GIVI is an Italian company offering a range of hard and soft cases, racks and other touring accessories, and has been around since the 1960s. Before writing this review I had never purchased a hard case, so I started my research by asking a seasoned tourer for his expert opinion. His response: “Why do I need a $400 case to store $40 worth of dirty laundry?” To be fair, the V47 trunk alone is currently priced at $310, but add the stoplight kit and a rack and you’re out of pocket more than $400. So is it worth it? I say yes, but with some caveats. Before I outline the misses, here’s some background info to better help you make your choice.
Review and Photos by Aaron Schasse
The V47 is part of the premiere line of Monokey products offered. The Monokey range features more heavy duty construction then the slightly lower-end Monolock series. Additionally, GIVI offers the Trekker, Outback and Dolomiti series aimed at adventure touring. I chose the V47 as the styling was a near perfect match for my silver FJ-09. I also loved that the case was locking and removable from the bike using just one key. It’s also waterproof and designed to accept an integrated lighting system, backrest for passengers, and a luggage rack, each at additional cost.
A bit of research revealed that I would also need to purchase a GIVI rack if I wanted to use the integrated lighting system, as the case connects to the bike via wireless contact points in the rack itself. If you want to add the Stop Light kit, you should be prepared to do some light electrical work as the kit comes with all the parts you need to assemble it yourself.
I’ll be the first to admit that adding a trunk to your motorcycle instantly makes it look stupid, however, I needed something to keep my camera gear safe on longer rides and having a removable, water-tight locking trunk with integrated brake lights is a very attractive alternative to wearing or strapping a heavy camera bag to the rear seat.
Thin LED tape integrates perfectly with the design of the case, preserving a sleek finish. Installation was simple and added value to an already versatile product. Note that installation of the Stop Light kit required drilling and cutting holes into the case itself.
After installing the rack and Stop Light kit on my FJ-09, I took a 3 day trip up the coast, filling the case with my valuable camera equipment and storing my clothes and other gear in my soft saddlebags. The V47 worked to keep my valuables safe, organized, and easily accessible on my trip.
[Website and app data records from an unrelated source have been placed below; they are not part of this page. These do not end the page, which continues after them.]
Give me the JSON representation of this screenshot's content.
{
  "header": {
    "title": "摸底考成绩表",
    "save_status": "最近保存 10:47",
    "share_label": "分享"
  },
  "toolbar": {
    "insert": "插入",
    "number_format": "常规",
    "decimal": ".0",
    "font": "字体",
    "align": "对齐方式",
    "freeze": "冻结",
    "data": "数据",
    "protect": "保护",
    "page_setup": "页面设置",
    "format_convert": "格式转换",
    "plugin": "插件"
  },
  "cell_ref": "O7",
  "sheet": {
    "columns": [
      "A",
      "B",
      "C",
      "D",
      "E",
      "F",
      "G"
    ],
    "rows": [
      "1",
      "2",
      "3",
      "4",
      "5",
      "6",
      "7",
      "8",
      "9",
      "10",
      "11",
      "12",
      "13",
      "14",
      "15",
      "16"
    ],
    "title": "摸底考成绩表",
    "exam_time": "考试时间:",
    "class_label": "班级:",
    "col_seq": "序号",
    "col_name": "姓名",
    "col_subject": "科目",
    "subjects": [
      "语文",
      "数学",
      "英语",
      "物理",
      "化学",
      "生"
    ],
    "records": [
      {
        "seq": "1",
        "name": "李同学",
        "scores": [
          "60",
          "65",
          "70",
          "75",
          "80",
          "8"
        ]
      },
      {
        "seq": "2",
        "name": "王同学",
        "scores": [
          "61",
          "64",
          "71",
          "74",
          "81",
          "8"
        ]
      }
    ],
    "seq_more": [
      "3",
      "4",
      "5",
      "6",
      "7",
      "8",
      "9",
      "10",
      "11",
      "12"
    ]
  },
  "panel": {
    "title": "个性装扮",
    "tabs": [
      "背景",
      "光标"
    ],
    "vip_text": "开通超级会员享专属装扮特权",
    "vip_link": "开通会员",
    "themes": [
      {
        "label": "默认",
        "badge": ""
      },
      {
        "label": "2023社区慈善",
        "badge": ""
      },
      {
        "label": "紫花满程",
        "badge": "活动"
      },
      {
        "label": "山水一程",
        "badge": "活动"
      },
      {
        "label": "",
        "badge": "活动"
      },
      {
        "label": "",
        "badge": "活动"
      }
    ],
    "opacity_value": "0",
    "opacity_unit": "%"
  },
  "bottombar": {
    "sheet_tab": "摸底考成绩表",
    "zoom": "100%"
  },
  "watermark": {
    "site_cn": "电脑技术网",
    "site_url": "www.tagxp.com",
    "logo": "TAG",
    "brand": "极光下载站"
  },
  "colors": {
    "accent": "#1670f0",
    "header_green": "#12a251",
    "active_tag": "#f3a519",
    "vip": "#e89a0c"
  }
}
In the past I’ve always kept my camera gear safe on my back for longer rides, but wearing a backpack is uncomfortable, especially when it’s filled with heavy lenses and cameras. For my needs, the V47 worked brilliantly. I even had a chance to test it in heavy rain through Big Sur and the case worked as advertised.
I loved how easy it was to remove the case from the rack when arriving at a hotel. Just turn the key, push the silver button under the lock, and the case slides off. A durable handle allows the still locked case to be easily carried with one hand, even while wearing gloves. I was impressed by how well the rack and mounting system worked together with the integrated wiring.
You’ll need to cut a hole in the bottom of the trunk if adding the Stop Light kit. This could introduce some moisture to your belongings. The hole should be sealed before you hit the road. I used a standard hot glue gun to re-seal my case.
Overall, the V47 was the perfect top case for my trip up the coast. The integrated Stop Light kit provided extra confidence through urban/traffic areas, and the capacity of the case was fine for my needs. That said, here are the caveats I mentioned at the beginning:
Caveat 1 – The capacity is not exactly as advertised.
On their website, GIVI boasts the V47 liter trunk “can hold two full face helmets.” They would have to be small helmets, as I did not find this to be true with my personal lids. However, I was impressed with the case’s ability to store my Shoei Neotec II, an armored leather jacket, and gloves – which is exactly what I wanted for around town. If stashing 2 full face helmets is a must for you, then I suggest opting for the larger V56 Maxia case.
Caveat 2 – The Stop Light kit works if installed properly, but it is designed poorly and with cheap materials.
The case sits high above the rear seat, a perfect place to add some extra visibility. Having the ability to add additional brake lights to the case was a huge selling point for me, as I generally worry about being rear ended in traffic more than any other common accident. For around $65, what you get is 2 sticky LED strips, some very thin wiring, and 2 contact points which allow the case to be easily taken on and off the GIVI rack. The wires connecting each LED strip to the contact point are too short and too thin, in my opinion. For the price, GIVI should include more durable wiring that fits the case better. I’ll be re-wiring mine to ensure these tiny strands don’t snap during a trip.
The Stop Light kit comes with some very low quality parts. These thin wire strands are 22 gauge at best, and so short that they barely fit the design. A quick search on YouTube will offer some much cheaper and overall better DIY options for wiring your top case to your brake lights.
Notice the red wire stretching tightly across the top of the case. This wire connects the case’s left brake light with the top shell’s contact point. It works for now, but I’m afraid this thin wire will eventually snap in this precarious position.